▼

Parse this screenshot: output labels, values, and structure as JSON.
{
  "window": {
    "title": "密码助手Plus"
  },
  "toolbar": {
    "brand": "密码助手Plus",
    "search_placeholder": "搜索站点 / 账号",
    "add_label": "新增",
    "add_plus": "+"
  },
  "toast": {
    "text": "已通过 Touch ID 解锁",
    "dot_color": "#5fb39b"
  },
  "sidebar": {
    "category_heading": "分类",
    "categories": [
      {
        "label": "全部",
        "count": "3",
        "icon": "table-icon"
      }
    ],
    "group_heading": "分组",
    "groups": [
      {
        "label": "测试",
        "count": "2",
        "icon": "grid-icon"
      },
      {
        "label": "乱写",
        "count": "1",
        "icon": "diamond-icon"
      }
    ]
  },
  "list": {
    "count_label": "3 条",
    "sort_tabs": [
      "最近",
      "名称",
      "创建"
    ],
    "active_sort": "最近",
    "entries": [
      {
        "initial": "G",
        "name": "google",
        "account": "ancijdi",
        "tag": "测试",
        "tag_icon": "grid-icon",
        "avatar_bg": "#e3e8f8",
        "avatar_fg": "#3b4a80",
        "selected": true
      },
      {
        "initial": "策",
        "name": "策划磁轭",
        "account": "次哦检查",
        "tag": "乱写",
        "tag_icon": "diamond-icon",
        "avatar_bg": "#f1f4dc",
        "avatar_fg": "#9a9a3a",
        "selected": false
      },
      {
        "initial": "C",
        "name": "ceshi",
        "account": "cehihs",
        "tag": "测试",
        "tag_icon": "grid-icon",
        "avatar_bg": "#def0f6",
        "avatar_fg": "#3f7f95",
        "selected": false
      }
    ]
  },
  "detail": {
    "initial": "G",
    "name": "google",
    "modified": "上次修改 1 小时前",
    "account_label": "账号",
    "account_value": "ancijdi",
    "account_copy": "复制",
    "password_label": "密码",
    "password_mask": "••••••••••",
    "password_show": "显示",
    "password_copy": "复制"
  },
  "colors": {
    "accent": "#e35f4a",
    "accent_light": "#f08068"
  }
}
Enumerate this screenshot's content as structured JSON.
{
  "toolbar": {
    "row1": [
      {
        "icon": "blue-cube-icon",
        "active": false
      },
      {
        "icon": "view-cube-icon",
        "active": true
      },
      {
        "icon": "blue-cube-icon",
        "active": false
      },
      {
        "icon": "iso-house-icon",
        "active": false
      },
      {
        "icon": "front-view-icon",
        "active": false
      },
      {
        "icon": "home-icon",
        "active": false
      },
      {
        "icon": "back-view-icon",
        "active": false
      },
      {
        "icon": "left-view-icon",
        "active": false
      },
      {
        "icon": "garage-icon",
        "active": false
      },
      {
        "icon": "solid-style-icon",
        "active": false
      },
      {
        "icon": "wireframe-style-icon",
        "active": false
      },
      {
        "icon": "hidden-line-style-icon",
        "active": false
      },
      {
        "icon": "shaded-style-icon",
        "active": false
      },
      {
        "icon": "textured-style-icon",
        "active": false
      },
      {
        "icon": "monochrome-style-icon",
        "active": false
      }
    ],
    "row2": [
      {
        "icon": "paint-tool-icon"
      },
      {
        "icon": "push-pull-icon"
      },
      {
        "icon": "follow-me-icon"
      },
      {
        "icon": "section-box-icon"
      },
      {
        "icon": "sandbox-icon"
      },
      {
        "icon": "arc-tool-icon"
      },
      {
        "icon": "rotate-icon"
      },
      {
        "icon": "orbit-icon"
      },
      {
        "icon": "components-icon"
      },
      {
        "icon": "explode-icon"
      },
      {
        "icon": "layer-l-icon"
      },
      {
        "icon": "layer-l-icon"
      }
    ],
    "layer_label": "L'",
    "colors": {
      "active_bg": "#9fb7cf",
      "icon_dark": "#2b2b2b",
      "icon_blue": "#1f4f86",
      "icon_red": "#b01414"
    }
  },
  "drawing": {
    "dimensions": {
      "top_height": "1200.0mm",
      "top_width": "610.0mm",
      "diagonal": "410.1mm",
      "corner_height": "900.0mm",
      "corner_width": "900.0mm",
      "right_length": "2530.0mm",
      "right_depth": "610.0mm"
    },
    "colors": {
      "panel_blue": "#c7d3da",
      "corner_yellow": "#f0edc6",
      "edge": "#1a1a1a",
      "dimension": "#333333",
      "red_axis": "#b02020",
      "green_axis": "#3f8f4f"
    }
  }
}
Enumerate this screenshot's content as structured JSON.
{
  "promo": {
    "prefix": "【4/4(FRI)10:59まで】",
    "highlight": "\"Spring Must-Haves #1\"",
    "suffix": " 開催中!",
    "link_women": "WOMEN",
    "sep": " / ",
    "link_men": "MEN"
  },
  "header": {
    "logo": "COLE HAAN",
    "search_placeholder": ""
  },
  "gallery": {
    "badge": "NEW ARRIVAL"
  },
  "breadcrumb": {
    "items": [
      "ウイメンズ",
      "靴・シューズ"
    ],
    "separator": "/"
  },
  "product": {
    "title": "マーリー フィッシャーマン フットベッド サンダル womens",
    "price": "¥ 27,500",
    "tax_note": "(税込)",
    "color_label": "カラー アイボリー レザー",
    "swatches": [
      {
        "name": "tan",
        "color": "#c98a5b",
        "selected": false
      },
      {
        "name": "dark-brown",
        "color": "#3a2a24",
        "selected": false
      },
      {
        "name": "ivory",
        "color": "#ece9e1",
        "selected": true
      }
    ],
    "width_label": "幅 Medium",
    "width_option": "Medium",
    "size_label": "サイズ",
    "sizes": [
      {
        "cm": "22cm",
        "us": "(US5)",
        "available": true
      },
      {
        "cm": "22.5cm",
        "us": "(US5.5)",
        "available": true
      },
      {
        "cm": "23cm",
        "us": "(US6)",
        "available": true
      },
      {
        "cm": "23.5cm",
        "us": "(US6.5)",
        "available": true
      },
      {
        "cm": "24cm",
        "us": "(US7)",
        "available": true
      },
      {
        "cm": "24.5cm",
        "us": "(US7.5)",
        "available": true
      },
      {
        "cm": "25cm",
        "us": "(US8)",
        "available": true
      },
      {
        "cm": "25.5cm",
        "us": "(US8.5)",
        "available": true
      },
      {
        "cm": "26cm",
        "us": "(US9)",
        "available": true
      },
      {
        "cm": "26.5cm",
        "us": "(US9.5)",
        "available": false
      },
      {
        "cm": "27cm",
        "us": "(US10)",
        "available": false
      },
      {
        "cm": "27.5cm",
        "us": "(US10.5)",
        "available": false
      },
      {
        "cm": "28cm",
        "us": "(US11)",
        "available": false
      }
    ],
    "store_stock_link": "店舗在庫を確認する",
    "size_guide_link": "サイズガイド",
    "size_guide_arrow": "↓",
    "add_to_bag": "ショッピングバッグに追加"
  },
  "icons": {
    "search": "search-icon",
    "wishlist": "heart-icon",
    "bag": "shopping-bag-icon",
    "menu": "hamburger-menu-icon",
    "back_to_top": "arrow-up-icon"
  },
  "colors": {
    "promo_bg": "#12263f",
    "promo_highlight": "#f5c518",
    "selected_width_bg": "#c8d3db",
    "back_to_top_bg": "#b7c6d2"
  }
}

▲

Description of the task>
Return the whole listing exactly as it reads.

Your solution>
Parse this screenshot: output labels, values, and structure as JSON.
{
  "window": {
    "title": "密码助手Plus"
  },
  "toolbar": {
    "brand": "密码助手Plus",
    "search_placeholder": "搜索站点 / 账号",
    "add_label": "新增",
    "add_plus": "+"
  },
  "toast": {
    "text": "已通过 Touch ID 解锁",
    "dot_color": "#5fb39b"
  },
  "sidebar": {
    "category_heading": "分类",
    "categories": [
      {
        "label": "全部",
        "count": "3",
        "icon": "table-icon"
      }
    ],
    "group_heading": "分组",
    "groups": [
      {
        "label": "测试",
        "count": "2",
        "icon": "grid-icon"
      },
      {
        "label": "乱写",
        "count": "1",
        "icon": "diamond-icon"
      }
    ]
  },
  "list": {
    "count_label": "3 条",
    "sort_tabs": [
      "最近",
      "名称",
      "创建"
    ],
    "active_sort": "最近",
    "entries": [
      {
        "initial": "G",
        "name": "google",
        "account": "ancijdi",
        "tag": "测试",
        "tag_icon": "grid-icon",
        "avatar_bg": "#e3e8f8",
        "avatar_fg": "#3b4a80",
        "selected": true
      },
      {
        "initial": "策",
        "name": "策划磁轭",
        "account": "次哦检查",
        "tag": "乱写",
        "tag_icon": "diamond-icon",
        "avatar_bg": "#f1f4dc",
        "avatar_fg": "#9a9a3a",
        "selected": false
      },
      {
        "initial": "C",
        "name": "ceshi",
        "account": "cehihs",
        "tag": "测试",
        "tag_icon": "grid-icon",
        "avatar_bg": "#def0f6",
        "avatar_fg": "#3f7f95",
        "selected": false
      }
    ]
  },
  "detail": {
    "initial": "G",
    "name": "google",
    "modified": "上次修改 1 小时前",
    "account_label": "账号",
    "account_value": "ancijdi",
    "account_copy": "复制",
    "password_label": "密码",
    "password_mask": "••••••••••",
    "password_show": "显示",
    "password_copy": "复制"
  },
  "colors": {
    "accent": "#e35f4a",
    "accent_light": "#f08068"
  }
}
Enumerate this screenshot's content as structured JSON.
{
  "toolbar": {
    "row1": [
      {
        "icon": "blue-cube-icon",
        "active": false
      },
      {
        "icon": "view-cube-icon",
        "active": true
      },
      {
        "icon": "blue-cube-icon",
        "active": false
      },
      {
        "icon": "iso-house-icon",
        "active": false
      },
      {
        "icon": "front-view-icon",
        "active": false
      },
      {
        "icon": "home-icon",
        "active": false
      },
      {
        "icon": "back-view-icon",
        "active": false
      },
      {
        "icon": "left-view-icon",
        "active": false
      },
      {
        "icon": "garage-icon",
        "active": false
      },
      {
        "icon": "solid-style-icon",
        "active": false
      },
      {
        "icon": "wireframe-style-icon",
        "active": false
      },
      {
        "icon": "hidden-line-style-icon",
        "active": false
      },
      {
        "icon": "shaded-style-icon",
        "active": false
      },
      {
        "icon": "textured-style-icon",
        "active": false
      },
      {
        "icon": "monochrome-style-icon",
        "active": false
      }
    ],
    "row2": [
      {
        "icon": "paint-tool-icon"
      },
      {
        "icon": "push-pull-icon"
      },
      {
        "icon": "follow-me-icon"
      },
      {
        "icon": "section-box-icon"
      },
      {
        "icon": "sandbox-icon"
      },
      {
        "icon": "arc-tool-icon"
      },
      {
        "icon": "rotate-icon"
      },
      {
        "icon": "orbit-icon"
      },
      {
        "icon": "components-icon"
      },
      {
        "icon": "explode-icon"
      },
      {
        "icon": "layer-l-icon"
      },
      {
        "icon": "layer-l-icon"
      }
    ],
    "layer_label": "L'",
    "colors": {
      "active_bg": "#9fb7cf",
      "icon_dark": "#2b2b2b",
      "icon_blue": "#1f4f86",
      "icon_red": "#b01414"
    }
  },
  "drawing": {
    "dimensions": {
      "top_height": "1200.0mm",
      "top_width": "610.0mm",
      "diagonal": "410.1mm",
      "corner_height": "900.0mm",
      "corner_width": "900.0mm",
      "right_length": "2530.0mm",
      "right_depth": "610.0mm"
    },
    "colors": {
      "panel_blue": "#c7d3da",
      "corner_yellow": "#f0edc6",
      "edge": "#1a1a1a",
      "dimension": "#333333",
      "red_axis": "#b02020",
      "green_axis": "#3f8f4f"
    }
  }
}
Enumerate this screenshot's content as structured JSON.
{
  "promo": {
    "prefix": "【4/4(FRI)10:59まで】",
    "highlight": "\"Spring Must-Haves #1\"",
    "suffix": " 開催中!",
    "link_women": "WOMEN",
    "sep": " / ",
    "link_men": "MEN"
  },
  "header": {
    "logo": "COLE HAAN",
    "search_placeholder": ""
  },
  "gallery": {
    "badge": "NEW ARRIVAL"
  },
  "breadcrumb": {
    "items": [
      "ウイメンズ",
      "靴・シューズ"
    ],
    "separator": "/"
  },
  "product": {
    "title": "マーリー フィッシャーマン フットベッド サンダル womens",
    "price": "¥ 27,500",
    "tax_note": "(税込)",
    "color_label": "カラー アイボリー レザー",
    "swatches": [
      {
        "name": "tan",
        "color": "#c98a5b",
        "selected": false
      },
      {
        "name": "dark-brown",
        "color": "#3a2a24",
        "selected": false
      },
      {
        "name": "ivory",
        "color": "#ece9e1",
        "selected": true
      }
    ],
    "width_label": "幅 Medium",
    "width_option": "Medium",
    "size_label": "サイズ",
    "sizes": [
      {
        "cm": "22cm",
        "us": "(US5)",
        "available": true
      },
      {
        "cm": "22.5cm",
        "us": "(US5.5)",
        "available": true
      },
      {
        "cm": "23cm",
        "us": "(US6)",
        "available": true
      },
      {
        "cm": "23.5cm",
        "us": "(US6.5)",
        "available": true
      },
      {
        "cm": "24cm",
        "us": "(US7)",
        "available": true
      },
      {
        "cm": "24.5cm",
        "us": "(US7.5)",
        "available": true
      },
      {
        "cm": "25cm",
        "us": "(US8)",
        "available": true
      },
      {
        "cm": "25.5cm",
        "us": "(US8.5)",
        "available": true
      },
      {
        "cm": "26cm",
        "us": "(US9)",
        "available": true
      },
      {
        "cm": "26.5cm",
        "us": "(US9.5)",
        "available": false
      },
      {
        "cm": "27cm",
        "us": "(US10)",
        "available": false
      },
      {
        "cm": "27.5cm",
        "us": "(US10.5)",
        "available": false
      },
      {
        "cm": "28cm",
        "us": "(US11)",
        "available": false
      }
    ],
    "store_stock_link": "店舗在庫を確認する",
    "size_guide_link": "サイズガイド",
    "size_guide_arrow": "↓",
    "add_to_bag": "ショッピングバッグに追加"
  },
  "icons": {
    "search": "search-icon",
    "wishlist": "heart-icon",
    "bag": "shopping-bag-icon",
    "menu": "hamburger-menu-icon",
    "back_to_top": "arrow-up-icon"
  },
  "colors": {
    "promo_bg": "#12263f",
    "promo_highlight": "#f5c518",
    "selected_width_bg": "#c8d3db",
    "back_to_top_bg": "#b7c6d2"
  }
}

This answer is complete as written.